9. Hostel (2005)
Different from others films in this list; Hostel isn’t so much a bearer of philosophical ideas. Instead, the film has become a topic of philosophical discussion itself.
The film, presented by Quentin Tarantino, tells the story of three backpackers who end up in a Slovakian hostel. There they find themselves preyed upon by a group of sadistic, rich ‘clients’, who pay to torture. According to some, the film criticizes modern consumerism and even refers to Marxist and Nietzschean philosophy. More interesting and less far-fetched, however, is the question what Hostel (and torture-horror in general) says about the morality of its audience.
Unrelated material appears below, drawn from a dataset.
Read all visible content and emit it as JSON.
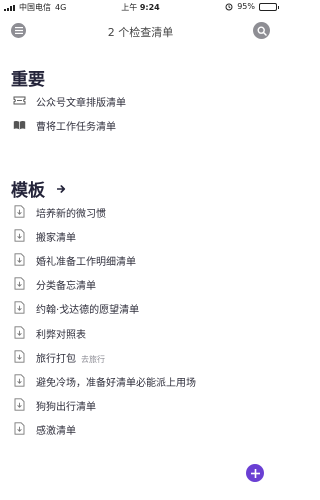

We find a penetrating analysis in Jeremy Morris’ ‘The Justification of Torture-Horror’. He believes that films like Hostel require an audience not only capable of empathy with the victims, but also able to share something of the joy of the torturers. In order to enjoy sadistic torture-horror, the audience must experience both of these conflicting sentiments. Being conflicted in that way is not the mark of immorality; on the contrary, it is a moral vindication of the audience.
In this way, movies are able to put viewer’s morals to the test. Films like Hostel are often referred to as immoral cinema, but fans of horror-torture aren’t necessarily immoral at all; they’re justifying their ethics.
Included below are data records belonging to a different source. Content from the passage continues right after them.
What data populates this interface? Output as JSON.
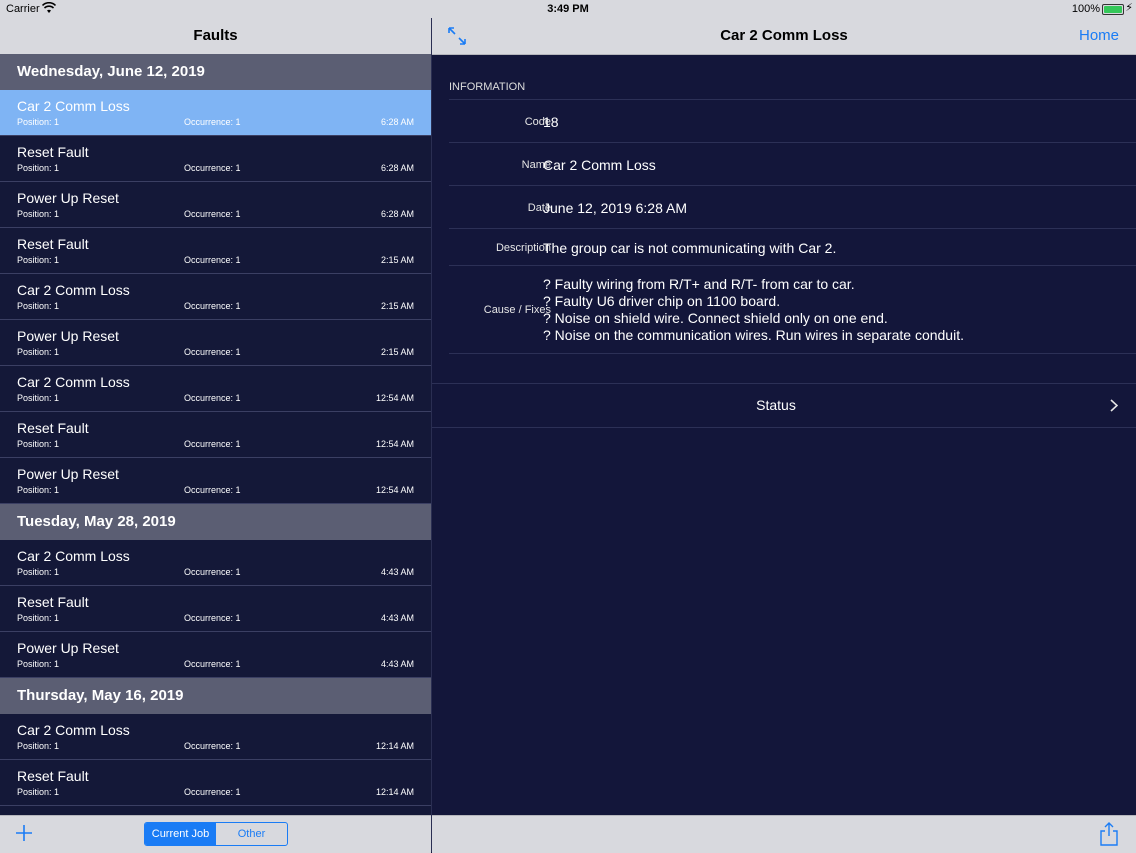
{
  "status_bar": {
    "carrier": "Carrier",
    "time": "3:49 PM",
    "battery": "100%"
  },
  "master": {
    "title": "Faults",
    "sections": [
      {
        "header": "Wednesday, June 12, 2019",
        "rows": [
          {
            "name": "Car 2 Comm Loss",
            "position": "Position: 1",
            "occurrence": "Occurrence: 1",
            "time": "6:28 AM",
            "selected": true
          },
          {
            "name": "Reset Fault",
            "position": "Position: 1",
            "occurrence": "Occurrence: 1",
            "time": "6:28 AM"
          },
          {
            "name": "Power Up Reset",
            "position": "Position: 1",
            "occurrence": "Occurrence: 1",
            "time": "6:28 AM"
          },
          {
            "name": "Reset Fault",
            "position": "Position: 1",
            "occurrence": "Occurrence: 1",
            "time": "2:15 AM"
          },
          {
            "name": "Car 2 Comm Loss",
            "position": "Position: 1",
            "occurrence": "Occurrence: 1",
            "time": "2:15 AM"
          },
          {
            "name": "Power Up Reset",
            "position": "Position: 1",
            "occurrence": "Occurrence: 1",
            "time": "2:15 AM"
          },
          {
            "name": "Car 2 Comm Loss",
            "position": "Position: 1",
            "occurrence": "Occurrence: 1",
            "time": "12:54 AM"
          },
          {
            "name": "Reset Fault",
            "position": "Position: 1",
            "occurrence": "Occurrence: 1",
            "time": "12:54 AM"
          },
          {
            "name": "Power Up Reset",
            "position": "Position: 1",
            "occurrence": "Occurrence: 1",
            "time": "12:54 AM"
          }
        ]
      },
      {
        "header": "Tuesday, May 28, 2019",
        "rows": [
          {
            "name": "Car 2 Comm Loss",
            "position": "Position: 1",
            "occurrence": "Occurrence: 1",
            "time": "4:43 AM"
          },
          {
            "name": "Reset Fault",
            "position": "Position: 1",
            "occurrence": "Occurrence: 1",
            "time": "4:43 AM"
          },
          {
            "name": "Power Up Reset",
            "position": "Position: 1",
            "occurrence": "Occurrence: 1",
            "time": "4:43 AM"
          }
        ]
      },
      {
        "header": "Thursday, May 16, 2019",
        "rows": [
          {
            "name": "Car 2 Comm Loss",
            "position": "Position: 1",
            "occurrence": "Occurrence: 1",
            "time": "12:14 AM"
          },
          {
            "name": "Reset Fault",
            "position": "Position: 1",
            "occurrence": "Occurrence: 1",
            "time": "12:14 AM"
          }
        ]
      }
    ],
    "toolbar": {
      "segments": [
        "Current Job",
        "Other"
      ],
      "selected_segment": "Current Job"
    }
  },
  "detail": {
    "title": "Car 2 Comm Loss",
    "home_label": "Home",
    "section_title": "INFORMATION",
    "fields": {
      "code": {
        "label": "Code",
        "value": "18"
      },
      "name": {
        "label": "Name",
        "value": "Car 2 Comm Loss"
      },
      "date": {
        "label": "Date",
        "value": "June 12, 2019 6:28 AM"
      },
      "description": {
        "label": "Description",
        "value": "The group car is not communicating with Car 2."
      },
      "cause": {
        "label": "Cause / Fixes",
        "lines": [
          "? Faulty wiring from R/T+ and R/T- from car to car.",
          "? Faulty U6 driver chip on 1100 board.",
          "? Noise on shield wire. Connect shield only on one end.",
          "? Noise on the communication wires. Run wires in separate conduit."
        ]
      }
    },
    "status_label": "Status"
  },
  "colors": {
    "accent": "#1a7cf5",
    "selected_row": "#7fb4f4",
    "section_header": "#5b5e73",
    "background": "#13163a",
    "bar": "#d8d9de"
  }
}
10. Star Wars Episode V: The Empire Strikes Back (1980)
How do Star Wars and philosophy relate to each other? Well, apart from the fact that both fans of Star Wars and philosophy often share their part in geekiness, the lifestyle of the Jedi refers a lot to the ancient philosophy of Stoicism.
Stoicism is a school of philosophy founded by Zeno in the early 3th century BC. Indeed, that’s quite a time ago. Today we remember the Stoics mostly from their ethics.
We still say someone has a stoic character if he or she is rather unemotional of indifferent to pain. However, this conception of their ethics is incorrect. The Stoics did not seek to extinguish emotions; rather, they sought to transform them in order to develop clear judgment and inner calm. Logic, reflection, and concentration were the methods of such self-discipline.
Did you notice that the Jedi also seek this very same sense of clear judgment, inner calm and self-discipline? In The Empire Strikes Back, Jedi-master Yoda time and time again tells Luke to ‘control his anger’ in the same way the Stoic Seneca once famously wrote that ‘anger is without reason’.
Contrary to this anger, the virtues of the Jedi are mainly the same as the Stoics: calmness, peacefulness, patience, seriousness, deep commitment and wisdom. Given these virtues, Yoda certainly resembles what the ancient Stoics described as the sage, the ideal person who has perfected his reason and achieved complete wisdom.
The Stoic ideal might even be more urgent in Star Wars than in real life, since the Dark Side and the way of the Sith are opposed to it. If we’re not able to control our own anger, we may turn out to be just like Anakin and become as evil as Darth Vader. It’s pretty awesome that an ancient Greek philosophy takes such a vivid form in the Star Wars saga and that a generation of children unknowingly grew up with Stoic ideals.
Author Bio: Maarten van Gestel dropped out of the Film Academy in order to study philosophy in a picturesque city in The Netherlands. Besides philosophizing, he writes for the university magazine – and still tries to squeeze as much film-related stuff into his life.